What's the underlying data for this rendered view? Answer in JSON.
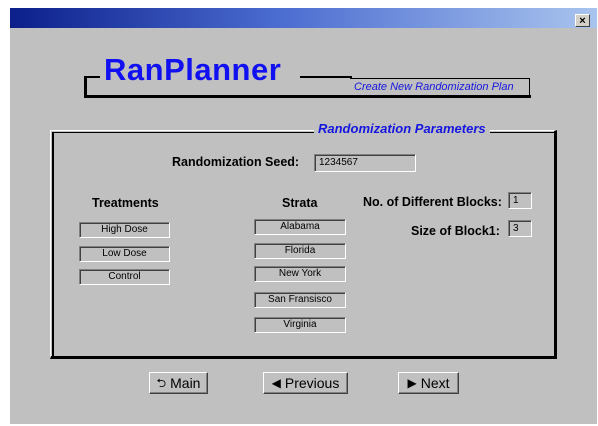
{
  "window": {
    "close_glyph": "×",
    "colors": {
      "background": "#c0c0c0",
      "titlebar_start": "#0c1f8a",
      "accent_blue": "#1515e0"
    }
  },
  "header": {
    "logo": "RanPlanner",
    "subtitle": "Create New Randomization Plan"
  },
  "params": {
    "section_title": "Randomization Parameters",
    "seed_label": "Randomization Seed:",
    "seed_value": "1234567",
    "treatments_heading": "Treatments",
    "treatments": [
      "High Dose",
      "Low Dose",
      "Control"
    ],
    "strata_heading": "Strata",
    "strata": [
      "Alabama",
      "Florida",
      "New York",
      "San Fransisco",
      "Virginia"
    ],
    "blocks_label": "No. of Different Blocks:",
    "blocks_value": "1",
    "block_size_label": "Size of Block1:",
    "block_size_value": "3"
  },
  "buttons": {
    "main": {
      "label": "Main",
      "icon": "return-arrow-icon",
      "glyph": "⮌"
    },
    "previous": {
      "label": "Previous",
      "icon": "left-arrow-icon",
      "glyph": "◀"
    },
    "next": {
      "label": "Next",
      "icon": "right-arrow-icon",
      "glyph": "▶"
    }
  }
}
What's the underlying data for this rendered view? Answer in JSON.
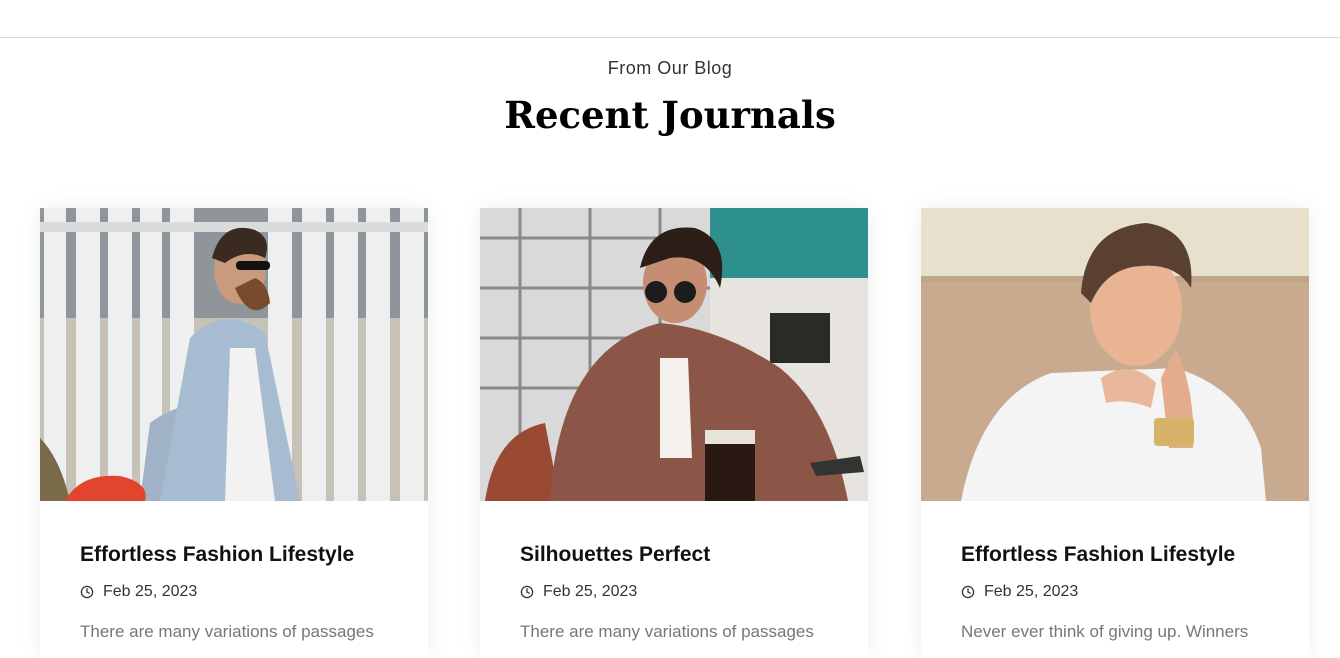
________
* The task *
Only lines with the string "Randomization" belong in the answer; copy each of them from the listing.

* Response to this task *
    "subtitle": "Create New Randomization Plan"
    "section_title": "Randomization Parameters",
    "seed_label": "Randomization Seed:",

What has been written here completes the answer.